■ **TASK STATEMENT**
Reproduce the entries. Each one must match the original exactly.
[Start of section]
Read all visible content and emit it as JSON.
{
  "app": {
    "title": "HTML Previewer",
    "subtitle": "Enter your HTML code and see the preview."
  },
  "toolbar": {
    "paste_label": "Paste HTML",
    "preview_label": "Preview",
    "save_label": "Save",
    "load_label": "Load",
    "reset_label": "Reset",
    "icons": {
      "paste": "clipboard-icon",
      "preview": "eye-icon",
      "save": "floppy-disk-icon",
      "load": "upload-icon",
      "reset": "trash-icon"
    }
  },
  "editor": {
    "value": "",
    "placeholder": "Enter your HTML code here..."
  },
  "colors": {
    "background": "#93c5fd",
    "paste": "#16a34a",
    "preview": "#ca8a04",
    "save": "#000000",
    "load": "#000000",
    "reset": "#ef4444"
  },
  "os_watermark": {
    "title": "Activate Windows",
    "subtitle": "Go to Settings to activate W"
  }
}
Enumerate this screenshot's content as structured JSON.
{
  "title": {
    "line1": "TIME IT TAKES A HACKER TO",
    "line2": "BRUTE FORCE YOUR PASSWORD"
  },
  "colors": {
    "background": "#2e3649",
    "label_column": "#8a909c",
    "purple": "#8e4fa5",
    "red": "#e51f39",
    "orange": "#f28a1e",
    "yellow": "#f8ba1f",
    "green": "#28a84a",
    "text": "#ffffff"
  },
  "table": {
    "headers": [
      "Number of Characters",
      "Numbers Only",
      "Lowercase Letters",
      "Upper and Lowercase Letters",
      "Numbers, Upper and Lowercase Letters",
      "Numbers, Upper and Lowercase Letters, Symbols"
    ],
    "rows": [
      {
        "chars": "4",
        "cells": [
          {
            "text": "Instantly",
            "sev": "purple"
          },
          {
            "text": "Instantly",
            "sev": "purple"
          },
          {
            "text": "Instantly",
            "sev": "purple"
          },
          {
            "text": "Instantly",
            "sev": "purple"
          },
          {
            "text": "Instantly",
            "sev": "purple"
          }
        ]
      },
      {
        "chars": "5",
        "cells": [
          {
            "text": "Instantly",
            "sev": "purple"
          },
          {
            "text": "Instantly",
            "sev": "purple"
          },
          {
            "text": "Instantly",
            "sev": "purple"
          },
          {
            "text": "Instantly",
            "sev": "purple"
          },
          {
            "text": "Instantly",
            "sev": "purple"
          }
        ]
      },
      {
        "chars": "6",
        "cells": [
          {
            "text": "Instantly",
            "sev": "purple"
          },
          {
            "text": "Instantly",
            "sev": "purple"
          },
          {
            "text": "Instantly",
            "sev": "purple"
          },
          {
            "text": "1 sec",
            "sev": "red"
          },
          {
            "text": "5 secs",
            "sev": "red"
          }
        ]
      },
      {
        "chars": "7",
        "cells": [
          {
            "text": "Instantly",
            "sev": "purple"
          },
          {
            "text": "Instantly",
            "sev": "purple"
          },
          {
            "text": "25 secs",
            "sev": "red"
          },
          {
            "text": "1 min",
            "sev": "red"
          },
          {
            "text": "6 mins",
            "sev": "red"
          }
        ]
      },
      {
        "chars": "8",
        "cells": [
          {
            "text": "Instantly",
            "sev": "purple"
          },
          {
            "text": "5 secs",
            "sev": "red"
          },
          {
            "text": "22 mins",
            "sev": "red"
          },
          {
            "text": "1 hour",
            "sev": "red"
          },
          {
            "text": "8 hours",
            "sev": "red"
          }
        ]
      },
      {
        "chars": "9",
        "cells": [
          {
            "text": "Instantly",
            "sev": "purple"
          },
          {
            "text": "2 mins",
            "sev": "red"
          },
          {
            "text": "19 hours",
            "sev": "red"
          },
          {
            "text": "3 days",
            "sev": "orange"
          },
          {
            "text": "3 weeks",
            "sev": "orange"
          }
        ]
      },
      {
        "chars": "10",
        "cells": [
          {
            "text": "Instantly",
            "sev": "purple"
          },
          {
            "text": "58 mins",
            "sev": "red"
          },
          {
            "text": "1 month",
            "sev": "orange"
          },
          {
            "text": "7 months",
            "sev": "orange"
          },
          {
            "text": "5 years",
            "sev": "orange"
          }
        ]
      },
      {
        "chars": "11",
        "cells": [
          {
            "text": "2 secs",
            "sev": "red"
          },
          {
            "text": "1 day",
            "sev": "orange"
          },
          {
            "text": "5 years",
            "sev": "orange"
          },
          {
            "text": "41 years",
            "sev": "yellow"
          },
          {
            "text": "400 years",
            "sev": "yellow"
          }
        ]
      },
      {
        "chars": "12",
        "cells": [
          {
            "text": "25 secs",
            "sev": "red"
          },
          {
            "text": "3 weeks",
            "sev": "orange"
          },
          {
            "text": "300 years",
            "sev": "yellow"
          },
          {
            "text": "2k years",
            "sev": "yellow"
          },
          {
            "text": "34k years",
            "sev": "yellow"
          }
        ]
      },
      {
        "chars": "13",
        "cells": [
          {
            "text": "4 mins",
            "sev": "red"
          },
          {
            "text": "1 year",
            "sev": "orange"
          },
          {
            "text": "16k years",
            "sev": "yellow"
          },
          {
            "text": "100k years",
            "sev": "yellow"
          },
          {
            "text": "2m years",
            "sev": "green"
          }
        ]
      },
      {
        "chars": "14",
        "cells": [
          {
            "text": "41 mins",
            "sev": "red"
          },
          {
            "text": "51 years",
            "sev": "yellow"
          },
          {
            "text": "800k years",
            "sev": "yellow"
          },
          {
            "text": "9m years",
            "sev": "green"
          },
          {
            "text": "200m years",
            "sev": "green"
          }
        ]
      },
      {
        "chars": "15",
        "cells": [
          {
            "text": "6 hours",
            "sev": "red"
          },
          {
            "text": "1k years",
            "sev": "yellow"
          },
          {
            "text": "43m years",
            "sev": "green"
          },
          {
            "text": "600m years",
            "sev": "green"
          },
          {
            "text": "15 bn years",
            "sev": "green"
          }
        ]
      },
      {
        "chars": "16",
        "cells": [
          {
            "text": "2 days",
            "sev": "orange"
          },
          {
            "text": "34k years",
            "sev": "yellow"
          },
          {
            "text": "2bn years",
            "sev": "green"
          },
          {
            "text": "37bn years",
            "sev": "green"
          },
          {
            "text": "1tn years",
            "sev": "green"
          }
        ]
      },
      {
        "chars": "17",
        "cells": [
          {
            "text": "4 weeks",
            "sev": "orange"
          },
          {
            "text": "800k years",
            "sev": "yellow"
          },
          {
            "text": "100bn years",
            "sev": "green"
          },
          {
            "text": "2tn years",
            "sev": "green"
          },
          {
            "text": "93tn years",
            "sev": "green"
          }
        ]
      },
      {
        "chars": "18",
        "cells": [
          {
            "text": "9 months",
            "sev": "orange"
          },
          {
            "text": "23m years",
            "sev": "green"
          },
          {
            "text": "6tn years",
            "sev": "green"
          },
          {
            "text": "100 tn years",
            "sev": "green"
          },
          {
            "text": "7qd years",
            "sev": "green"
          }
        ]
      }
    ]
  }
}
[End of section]
■ **EXERCISE OUTPUT**
Read all visible content and emit it as JSON.
{
  "app": {
    "title": "HTML Previewer",
    "subtitle": "Enter your HTML code and see the preview."
  },
  "toolbar": {
    "paste_label": "Paste HTML",
    "preview_label": "Preview",
    "save_label": "Save",
    "load_label": "Load",
    "reset_label": "Reset",
    "icons": {
      "paste": "clipboard-icon",
      "preview": "eye-icon",
      "save": "floppy-disk-icon",
      "load": "upload-icon",
      "reset": "trash-icon"
    }
  },
  "editor": {
    "value": "",
    "placeholder": "Enter your HTML code here..."
  },
  "colors": {
    "background": "#93c5fd",
    "paste": "#16a34a",
    "preview": "#ca8a04",
    "save": "#000000",
    "load": "#000000",
    "reset": "#ef4444"
  },
  "os_watermark": {
    "title": "Activate Windows",
    "subtitle": "Go to Settings to activate W"
  }
}
Enumerate this screenshot's content as structured JSON.
{
  "title": {
    "line1": "TIME IT TAKES A HACKER TO",
    "line2": "BRUTE FORCE YOUR PASSWORD"
  },
  "colors": {
    "background": "#2e3649",
    "label_column": "#8a909c",
    "purple": "#8e4fa5",
    "red": "#e51f39",
    "orange": "#f28a1e",
    "yellow": "#f8ba1f",
    "green": "#28a84a",
    "text": "#ffffff"
  },
  "table": {
    "headers": [
      "Number of Characters",
      "Numbers Only",
      "Lowercase Letters",
      "Upper and Lowercase Letters",
      "Numbers, Upper and Lowercase Letters",
      "Numbers, Upper and Lowercase Letters, Symbols"
    ],
    "rows": [
      {
        "chars": "4",
        "cells": [
          {
            "text": "Instantly",
            "sev": "purple"
          },
          {
            "text": "Instantly",
            "sev": "purple"
          },
          {
            "text": "Instantly",
            "sev": "purple"
          },
          {
            "text": "Instantly",
            "sev": "purple"
          },
          {
            "text": "Instantly",
            "sev": "purple"
          }
        ]
      },
      {
        "chars": "5",
        "cells": [
          {
            "text": "Instantly",
            "sev": "purple"
          },
          {
            "text": "Instantly",
            "sev": "purple"
          },
          {
            "text": "Instantly",
            "sev": "purple"
          },
          {
            "text": "Instantly",
            "sev": "purple"
          },
          {
            "text": "Instantly",
            "sev": "purple"
          }
        ]
      },
      {
        "chars": "6",
        "cells": [
          {
            "text": "Instantly",
            "sev": "purple"
          },
          {
            "text": "Instantly",
            "sev": "purple"
          },
          {
            "text": "Instantly",
            "sev": "purple"
          },
          {
            "text": "1 sec",
            "sev": "red"
          },
          {
            "text": "5 secs",
            "sev": "red"
          }
        ]
      },
      {
        "chars": "7",
        "cells": [
          {
            "text": "Instantly",
            "sev": "purple"
          },
          {
            "text": "Instantly",
            "sev": "purple"
          },
          {
            "text": "25 secs",
            "sev": "red"
          },
          {
            "text": "1 min",
            "sev": "red"
          },
          {
            "text": "6 mins",
            "sev": "red"
          }
        ]
      },
      {
        "chars": "8",
        "cells": [
          {
            "text": "Instantly",
            "sev": "purple"
          },
          {
            "text": "5 secs",
            "sev": "red"
          },
          {
            "text": "22 mins",
            "sev": "red"
          },
          {
            "text": "1 hour",
            "sev": "red"
          },
          {
            "text": "8 hours",
            "sev": "red"
          }
        ]
      },
      {
        "chars": "9",
        "cells": [
          {
            "text": "Instantly",
            "sev": "purple"
          },
          {
            "text": "2 mins",
            "sev": "red"
          },
          {
            "text": "19 hours",
            "sev": "red"
          },
          {
            "text": "3 days",
            "sev": "orange"
          },
          {
            "text": "3 weeks",
            "sev": "orange"
          }
        ]
      },
      {
        "chars": "10",
        "cells": [
          {
            "text": "Instantly",
            "sev": "purple"
          },
          {
            "text": "58 mins",
            "sev": "red"
          },
          {
            "text": "1 month",
            "sev": "orange"
          },
          {
            "text": "7 months",
            "sev": "orange"
          },
          {
            "text": "5 years",
            "sev": "orange"
          }
        ]
      },
      {
        "chars": "11",
        "cells": [
          {
            "text": "2 secs",
            "sev": "red"
          },
          {
            "text": "1 day",
            "sev": "orange"
          },
          {
            "text": "5 years",
            "sev": "orange"
          },
          {
            "text": "41 years",
            "sev": "yellow"
          },
          {
            "text": "400 years",
            "sev": "yellow"
          }
        ]
      },
      {
        "chars": "12",
        "cells": [
          {
            "text": "25 secs",
            "sev": "red"
          },
          {
            "text": "3 weeks",
            "sev": "orange"
          },
          {
            "text": "300 years",
            "sev": "yellow"
          },
          {
            "text": "2k years",
            "sev": "yellow"
          },
          {
            "text": "34k years",
            "sev": "yellow"
          }
        ]
      },
      {
        "chars": "13",
        "cells": [
          {
            "text": "4 mins",
            "sev": "red"
          },
          {
            "text": "1 year",
            "sev": "orange"
          },
          {
            "text": "16k years",
            "sev": "yellow"
          },
          {
            "text": "100k years",
            "sev": "yellow"
          },
          {
            "text": "2m years",
            "sev": "green"
          }
        ]
      },
      {
        "chars": "14",
        "cells": [
          {
            "text": "41 mins",
            "sev": "red"
          },
          {
            "text": "51 years",
            "sev": "yellow"
          },
          {
            "text": "800k years",
            "sev": "yellow"
          },
          {
            "text": "9m years",
            "sev": "green"
          },
          {
            "text": "200m years",
            "sev": "green"
          }
        ]
      },
      {
        "chars": "15",
        "cells": [
          {
            "text": "6 hours",
            "sev": "red"
          },
          {
            "text": "1k years",
            "sev": "yellow"
          },
          {
            "text": "43m years",
            "sev": "green"
          },
          {
            "text": "600m years",
            "sev": "green"
          },
          {
            "text": "15 bn years",
            "sev": "green"
          }
        ]
      },
      {
        "chars": "16",
        "cells": [
          {
            "text": "2 days",
            "sev": "orange"
          },
          {
            "text": "34k years",
            "sev": "yellow"
          },
          {
            "text": "2bn years",
            "sev": "green"
          },
          {
            "text": "37bn years",
            "sev": "green"
          },
          {
            "text": "1tn years",
            "sev": "green"
          }
        ]
      },
      {
        "chars": "17",
        "cells": [
          {
            "text": "4 weeks",
            "sev": "orange"
          },
          {
            "text": "800k years",
            "sev": "yellow"
          },
          {
            "text": "100bn years",
            "sev": "green"
          },
          {
            "text": "2tn years",
            "sev": "green"
          },
          {
            "text": "93tn years",
            "sev": "green"
          }
        ]
      },
      {
        "chars": "18",
        "cells": [
          {
            "text": "9 months",
            "sev": "orange"
          },
          {
            "text": "23m years",
            "sev": "green"
          },
          {
            "text": "6tn years",
            "sev": "green"
          },
          {
            "text": "100 tn years",
            "sev": "green"
          },
          {
            "text": "7qd years",
            "sev": "green"
          }
        ]
      }
    ]
  }
}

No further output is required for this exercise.